of bark, but there was none to be found. They
would look at him, a widow or an old unmarried one
or so, but all afraid to offer, whatever might be in
their minds. Isak couldn't tell why. Couldn't tell
why? Who would go as help to live with a man in
the wilds, ever so many miles away—a whole day's
journey to the nearest neighbour? And the man
himself was no way charming or pleasant by his
looks, far from it; and when he spoke it was no
tenor with eyes to heaven, but a coarse voice,
something like a beast's.
Well, he would have to manage alone.In winter, he made great wooden troughs, and sold
them in the village, carrying sacks of food and tools
back through the snow; hard days when he was
tied to a load. There were the goats, and none to
look to them; he could not be away for long. And
what did he do? Need made him wise; his brain
was strong and little used; he trained it up to ever
more and more. His first way was to let the goats
loose before starting off himself, so that they could
get a full feed among the undergrowth in the
woods. But he found another plan. He took a
bucket, a great vessel, and hung it up by the river
so that a single drop fell in at a time, taking
fourteen hours to fill it. When it was full to the brim,
the weight was right; the bucket sank, and in doing
so, pulled a line connected with the hayloft; a trap-
door opened, and three bundles of fodder came
through—the goats were fed.
That was his way.
A bright idea; an inspiration, maybe, sent from
God. The man had none to help him but himself. It
served his need until late in the autumn; then came
the first snow, then rain, then snow again, snowing
all the time. And his machine went wrong; the
bucket was filled from above, opening the trap too
soon. He fixed a cover over, and all went well again
for a time; then came winter, the drop of water
froze to an icicle, and stopped the machine for
good.
The goats must do as their master—learn to do
without.Hard times—the man had need of help, and there
was none, yet still he found a way. He worked and
worked at his home; he made a window in the hut
with two panes of real glass, and that was a bright
and wonderful day in his life.

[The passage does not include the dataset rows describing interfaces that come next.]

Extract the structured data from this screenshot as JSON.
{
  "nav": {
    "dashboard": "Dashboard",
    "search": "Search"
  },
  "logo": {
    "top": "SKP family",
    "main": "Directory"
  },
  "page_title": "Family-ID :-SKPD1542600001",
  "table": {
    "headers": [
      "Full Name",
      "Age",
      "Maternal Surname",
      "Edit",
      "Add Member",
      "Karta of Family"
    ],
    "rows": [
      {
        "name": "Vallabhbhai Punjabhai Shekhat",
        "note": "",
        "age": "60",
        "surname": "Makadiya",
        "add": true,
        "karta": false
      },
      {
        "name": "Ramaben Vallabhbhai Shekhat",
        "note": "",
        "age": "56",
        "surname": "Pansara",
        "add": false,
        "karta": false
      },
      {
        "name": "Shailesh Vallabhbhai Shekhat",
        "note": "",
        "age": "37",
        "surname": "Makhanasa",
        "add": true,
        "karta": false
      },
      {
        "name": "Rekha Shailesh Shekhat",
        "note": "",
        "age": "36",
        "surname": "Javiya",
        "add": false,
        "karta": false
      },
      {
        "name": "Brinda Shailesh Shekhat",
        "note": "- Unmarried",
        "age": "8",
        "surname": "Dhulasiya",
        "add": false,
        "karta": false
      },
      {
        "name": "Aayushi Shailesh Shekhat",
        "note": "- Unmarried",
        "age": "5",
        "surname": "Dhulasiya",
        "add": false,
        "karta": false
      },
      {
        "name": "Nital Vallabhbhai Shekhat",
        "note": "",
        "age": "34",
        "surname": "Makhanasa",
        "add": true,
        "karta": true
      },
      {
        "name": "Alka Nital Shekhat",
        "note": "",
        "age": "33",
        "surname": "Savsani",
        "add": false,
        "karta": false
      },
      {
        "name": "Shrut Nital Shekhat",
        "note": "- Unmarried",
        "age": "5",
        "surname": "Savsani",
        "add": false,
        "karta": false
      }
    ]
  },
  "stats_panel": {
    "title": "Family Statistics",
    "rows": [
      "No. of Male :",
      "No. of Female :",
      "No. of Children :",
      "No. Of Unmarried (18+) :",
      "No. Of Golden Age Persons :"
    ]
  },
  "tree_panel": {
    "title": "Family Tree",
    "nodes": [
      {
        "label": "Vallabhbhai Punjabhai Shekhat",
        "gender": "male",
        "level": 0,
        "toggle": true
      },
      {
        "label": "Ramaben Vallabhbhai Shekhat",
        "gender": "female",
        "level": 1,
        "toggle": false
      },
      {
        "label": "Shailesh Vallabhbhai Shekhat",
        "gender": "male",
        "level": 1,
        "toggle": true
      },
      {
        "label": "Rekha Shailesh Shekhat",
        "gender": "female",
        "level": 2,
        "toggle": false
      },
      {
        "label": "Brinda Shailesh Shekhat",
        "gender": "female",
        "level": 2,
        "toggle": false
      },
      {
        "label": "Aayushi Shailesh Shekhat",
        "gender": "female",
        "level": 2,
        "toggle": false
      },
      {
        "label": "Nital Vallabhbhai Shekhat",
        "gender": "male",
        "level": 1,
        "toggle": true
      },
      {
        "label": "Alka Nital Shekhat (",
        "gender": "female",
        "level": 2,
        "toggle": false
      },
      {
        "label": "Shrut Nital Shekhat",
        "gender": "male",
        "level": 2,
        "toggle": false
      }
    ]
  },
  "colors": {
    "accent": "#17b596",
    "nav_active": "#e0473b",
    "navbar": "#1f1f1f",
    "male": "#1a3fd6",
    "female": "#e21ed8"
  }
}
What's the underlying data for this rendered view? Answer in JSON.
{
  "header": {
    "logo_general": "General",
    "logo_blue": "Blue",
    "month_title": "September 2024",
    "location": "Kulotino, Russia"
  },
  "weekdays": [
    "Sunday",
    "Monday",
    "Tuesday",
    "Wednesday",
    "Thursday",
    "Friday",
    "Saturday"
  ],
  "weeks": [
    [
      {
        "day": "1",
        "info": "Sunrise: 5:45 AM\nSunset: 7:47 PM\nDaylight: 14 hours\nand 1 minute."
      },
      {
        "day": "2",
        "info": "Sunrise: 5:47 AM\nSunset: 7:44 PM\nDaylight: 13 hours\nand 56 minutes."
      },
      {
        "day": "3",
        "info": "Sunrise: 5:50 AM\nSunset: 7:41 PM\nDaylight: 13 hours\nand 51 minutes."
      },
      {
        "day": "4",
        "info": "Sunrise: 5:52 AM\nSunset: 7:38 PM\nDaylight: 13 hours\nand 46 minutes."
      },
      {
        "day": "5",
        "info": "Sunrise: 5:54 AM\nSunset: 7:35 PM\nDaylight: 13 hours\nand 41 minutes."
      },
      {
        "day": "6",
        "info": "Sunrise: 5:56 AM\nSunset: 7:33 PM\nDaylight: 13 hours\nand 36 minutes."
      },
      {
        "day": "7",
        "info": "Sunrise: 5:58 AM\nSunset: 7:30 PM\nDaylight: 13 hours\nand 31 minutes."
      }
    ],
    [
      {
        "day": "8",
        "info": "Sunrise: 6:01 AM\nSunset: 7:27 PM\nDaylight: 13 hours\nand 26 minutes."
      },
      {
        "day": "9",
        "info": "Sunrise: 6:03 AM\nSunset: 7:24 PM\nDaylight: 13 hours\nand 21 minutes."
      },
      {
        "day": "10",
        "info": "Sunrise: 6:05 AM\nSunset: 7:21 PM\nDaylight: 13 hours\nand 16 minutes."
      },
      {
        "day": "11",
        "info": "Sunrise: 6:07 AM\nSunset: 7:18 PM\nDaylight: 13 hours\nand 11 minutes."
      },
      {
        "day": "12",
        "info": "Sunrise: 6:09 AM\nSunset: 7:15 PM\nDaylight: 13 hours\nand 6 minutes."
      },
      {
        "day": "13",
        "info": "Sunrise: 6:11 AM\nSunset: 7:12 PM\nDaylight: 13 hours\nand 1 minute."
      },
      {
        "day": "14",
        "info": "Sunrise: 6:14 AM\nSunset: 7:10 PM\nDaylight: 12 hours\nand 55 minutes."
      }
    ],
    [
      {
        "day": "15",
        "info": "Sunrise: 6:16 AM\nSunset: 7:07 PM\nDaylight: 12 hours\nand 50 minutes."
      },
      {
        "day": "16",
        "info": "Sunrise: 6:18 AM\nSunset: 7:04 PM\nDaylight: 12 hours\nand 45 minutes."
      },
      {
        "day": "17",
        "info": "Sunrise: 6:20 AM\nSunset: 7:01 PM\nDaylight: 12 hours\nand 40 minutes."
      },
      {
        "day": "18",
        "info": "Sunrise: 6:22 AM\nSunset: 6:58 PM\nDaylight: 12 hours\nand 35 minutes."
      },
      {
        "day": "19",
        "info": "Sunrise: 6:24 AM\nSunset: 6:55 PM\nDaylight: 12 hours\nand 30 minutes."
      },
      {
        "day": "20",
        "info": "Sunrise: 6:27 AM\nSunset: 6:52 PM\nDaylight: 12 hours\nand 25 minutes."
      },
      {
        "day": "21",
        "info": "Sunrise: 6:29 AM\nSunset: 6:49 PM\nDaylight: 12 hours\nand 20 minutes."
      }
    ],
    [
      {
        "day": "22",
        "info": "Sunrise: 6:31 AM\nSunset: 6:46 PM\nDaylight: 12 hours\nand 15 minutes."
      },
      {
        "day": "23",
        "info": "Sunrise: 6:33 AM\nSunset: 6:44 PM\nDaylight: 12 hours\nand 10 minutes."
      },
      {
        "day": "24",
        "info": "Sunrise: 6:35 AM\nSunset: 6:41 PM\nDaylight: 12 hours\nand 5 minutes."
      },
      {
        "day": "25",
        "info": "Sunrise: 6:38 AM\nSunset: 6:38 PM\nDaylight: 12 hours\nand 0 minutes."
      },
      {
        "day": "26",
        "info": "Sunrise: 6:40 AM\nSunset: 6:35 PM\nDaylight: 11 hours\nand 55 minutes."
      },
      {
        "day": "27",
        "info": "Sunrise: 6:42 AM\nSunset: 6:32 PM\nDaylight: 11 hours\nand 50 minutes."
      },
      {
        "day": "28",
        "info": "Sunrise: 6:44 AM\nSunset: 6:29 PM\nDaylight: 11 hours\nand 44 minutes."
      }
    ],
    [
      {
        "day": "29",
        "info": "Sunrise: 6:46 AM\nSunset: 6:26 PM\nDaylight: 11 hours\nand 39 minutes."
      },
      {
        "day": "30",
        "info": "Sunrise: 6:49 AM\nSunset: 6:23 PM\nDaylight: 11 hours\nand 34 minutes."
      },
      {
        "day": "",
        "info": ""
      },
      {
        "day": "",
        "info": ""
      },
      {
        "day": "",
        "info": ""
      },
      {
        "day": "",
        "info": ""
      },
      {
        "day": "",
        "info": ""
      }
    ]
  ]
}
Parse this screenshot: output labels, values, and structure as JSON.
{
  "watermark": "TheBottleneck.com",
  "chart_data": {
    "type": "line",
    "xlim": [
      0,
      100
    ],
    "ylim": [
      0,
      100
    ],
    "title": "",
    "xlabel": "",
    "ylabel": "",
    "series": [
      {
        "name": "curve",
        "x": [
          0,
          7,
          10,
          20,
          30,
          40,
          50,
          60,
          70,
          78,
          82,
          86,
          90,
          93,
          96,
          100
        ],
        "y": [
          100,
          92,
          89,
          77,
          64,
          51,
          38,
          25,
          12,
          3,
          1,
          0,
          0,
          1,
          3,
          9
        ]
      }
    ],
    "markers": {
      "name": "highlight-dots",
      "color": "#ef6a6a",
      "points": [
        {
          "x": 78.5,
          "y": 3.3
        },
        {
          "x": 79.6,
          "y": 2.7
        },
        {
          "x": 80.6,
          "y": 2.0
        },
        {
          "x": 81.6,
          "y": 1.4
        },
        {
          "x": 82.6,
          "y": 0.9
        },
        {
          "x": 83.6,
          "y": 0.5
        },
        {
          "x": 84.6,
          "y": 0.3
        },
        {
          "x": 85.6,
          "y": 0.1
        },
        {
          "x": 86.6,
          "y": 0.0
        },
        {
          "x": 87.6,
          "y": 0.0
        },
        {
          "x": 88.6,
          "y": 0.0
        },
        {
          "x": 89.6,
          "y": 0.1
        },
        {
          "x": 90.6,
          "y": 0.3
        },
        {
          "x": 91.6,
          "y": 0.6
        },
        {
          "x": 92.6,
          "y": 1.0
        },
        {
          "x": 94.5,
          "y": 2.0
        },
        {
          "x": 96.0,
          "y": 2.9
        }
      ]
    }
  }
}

No need of lighting
fires to see; he could sit indoors and work at his
wooden troughs by daylight. Better days, brighter
days … eyah!
He read no books, but his thoughts were often with
God; it was natural, coming of simplicity and awe.
The stars in the sky, the wind in the trees, the
solitude and the wide-spreading snow, the might of
earth and over earth filled him many times a day
with a deep earnestness. He was a sinner and
feared God; on Sundays he washed himself out of
reverence for the holy day, but worked none the
less as through the week.
Spring came; he worked on his patch of ground,
and planted potatoes. His livestock multiplied; the
two she-goats had each had twins, making seven
in all about the place. He made a bigger shed for
them, ready for further increase, and put a couple
of glass panes in there too. Ay, 'twas lighter and
brighter now in every way.
And then at last came help; the woman he needed.
She tacked about for a long time, this way and that
across the hillside, before venturing near; it was
evening before she could bring herself to come
down. And then she came—a big, brown-eyed girl,
full-built and coarse, with good, heavy hands, and
rough hide brogues on her feet as if she had been